PROBLEM TO WORK ON: Set down each entry again exactly as written.
╭─ RECORDS SUPPLIED
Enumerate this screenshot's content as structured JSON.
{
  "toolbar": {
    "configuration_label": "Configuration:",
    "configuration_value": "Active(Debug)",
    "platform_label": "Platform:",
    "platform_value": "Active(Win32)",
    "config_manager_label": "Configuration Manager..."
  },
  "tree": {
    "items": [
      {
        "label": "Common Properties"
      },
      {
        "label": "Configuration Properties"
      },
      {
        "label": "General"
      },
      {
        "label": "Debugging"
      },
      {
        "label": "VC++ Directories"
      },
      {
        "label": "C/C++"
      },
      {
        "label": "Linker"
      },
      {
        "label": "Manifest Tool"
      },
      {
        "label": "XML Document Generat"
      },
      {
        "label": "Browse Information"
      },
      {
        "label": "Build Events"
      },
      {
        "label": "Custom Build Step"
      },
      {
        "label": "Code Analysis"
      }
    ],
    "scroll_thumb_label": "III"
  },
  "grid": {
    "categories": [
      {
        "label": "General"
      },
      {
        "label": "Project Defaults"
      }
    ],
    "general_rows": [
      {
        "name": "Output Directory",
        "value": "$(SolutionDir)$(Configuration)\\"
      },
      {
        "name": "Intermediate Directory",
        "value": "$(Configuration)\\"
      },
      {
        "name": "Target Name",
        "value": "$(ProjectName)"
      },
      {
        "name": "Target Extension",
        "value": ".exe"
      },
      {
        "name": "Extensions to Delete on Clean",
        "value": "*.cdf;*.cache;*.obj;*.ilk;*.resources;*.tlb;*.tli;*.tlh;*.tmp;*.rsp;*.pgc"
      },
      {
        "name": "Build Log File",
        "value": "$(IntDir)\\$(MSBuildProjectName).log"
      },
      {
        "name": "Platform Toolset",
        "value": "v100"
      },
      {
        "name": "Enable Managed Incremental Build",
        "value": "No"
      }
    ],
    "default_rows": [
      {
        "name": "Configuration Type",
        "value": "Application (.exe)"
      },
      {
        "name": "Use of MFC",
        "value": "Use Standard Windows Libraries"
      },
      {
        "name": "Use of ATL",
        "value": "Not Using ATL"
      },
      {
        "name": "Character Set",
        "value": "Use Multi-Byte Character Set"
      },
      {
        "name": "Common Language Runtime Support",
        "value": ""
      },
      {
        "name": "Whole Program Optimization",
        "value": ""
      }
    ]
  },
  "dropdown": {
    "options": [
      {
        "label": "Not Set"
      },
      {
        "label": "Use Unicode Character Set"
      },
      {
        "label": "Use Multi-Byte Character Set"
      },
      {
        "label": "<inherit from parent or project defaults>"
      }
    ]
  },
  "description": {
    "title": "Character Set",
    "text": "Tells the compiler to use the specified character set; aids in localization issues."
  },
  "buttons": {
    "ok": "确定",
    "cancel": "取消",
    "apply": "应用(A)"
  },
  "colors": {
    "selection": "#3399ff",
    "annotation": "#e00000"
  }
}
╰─
PROBLEM SOLUTION:
Enumerate this screenshot's content as structured JSON.
{
  "toolbar": {
    "configuration_label": "Configuration:",
    "configuration_value": "Active(Debug)",
    "platform_label": "Platform:",
    "platform_value": "Active(Win32)",
    "config_manager_label": "Configuration Manager..."
  },
  "tree": {
    "items": [
      {
        "label": "Common Properties"
      },
      {
        "label": "Configuration Properties"
      },
      {
        "label": "General"
      },
      {
        "label": "Debugging"
      },
      {
        "label": "VC++ Directories"
      },
      {
        "label": "C/C++"
      },
      {
        "label": "Linker"
      },
      {
        "label": "Manifest Tool"
      },
      {
        "label": "XML Document Generat"
      },
      {
        "label": "Browse Information"
      },
      {
        "label": "Build Events"
      },
      {
        "label": "Custom Build Step"
      },
      {
        "label": "Code Analysis"
      }
    ],
    "scroll_thumb_label": "III"
  },
  "grid": {
    "categories": [
      {
        "label": "General"
      },
      {
        "label": "Project Defaults"
      }
    ],
    "general_rows": [
      {
        "name": "Output Directory",
        "value": "$(SolutionDir)$(Configuration)\\"
      },
      {
        "name": "Intermediate Directory",
        "value": "$(Configuration)\\"
      },
      {
        "name": "Target Name",
        "value": "$(ProjectName)"
      },
      {
        "name": "Target Extension",
        "value": ".exe"
      },
      {
        "name": "Extensions to Delete on Clean",
        "value": "*.cdf;*.cache;*.obj;*.ilk;*.resources;*.tlb;*.tli;*.tlh;*.tmp;*.rsp;*.pgc"
      },
      {
        "name": "Build Log File",
        "value": "$(IntDir)\\$(MSBuildProjectName).log"
      },
      {
        "name": "Platform Toolset",
        "value": "v100"
      },
      {
        "name": "Enable Managed Incremental Build",
        "value": "No"
      }
    ],
    "default_rows": [
      {
        "name": "Configuration Type",
        "value": "Application (.exe)"
      },
      {
        "name": "Use of MFC",
        "value": "Use Standard Windows Libraries"
      },
      {
        "name": "Use of ATL",
        "value": "Not Using ATL"
      },
      {
        "name": "Character Set",
        "value": "Use Multi-Byte Character Set"
      },
      {
        "name": "Common Language Runtime Support",
        "value": ""
      },
      {
        "name": "Whole Program Optimization",
        "value": ""
      }
    ]
  },
  "dropdown": {
    "options": [
      {
        "label": "Not Set"
      },
      {
        "label": "Use Unicode Character Set"
      },
      {
        "label": "Use Multi-Byte Character Set"
      },
      {
        "label": "<inherit from parent or project defaults>"
      }
    ]
  },
  "description": {
    "title": "Character Set",
    "text": "Tells the compiler to use the specified character set; aids in localization issues."
  },
  "buttons": {
    "ok": "确定",
    "cancel": "取消",
    "apply": "应用(A)"
  },
  "colors": {
    "selection": "#3399ff",
    "annotation": "#e00000"
  }
}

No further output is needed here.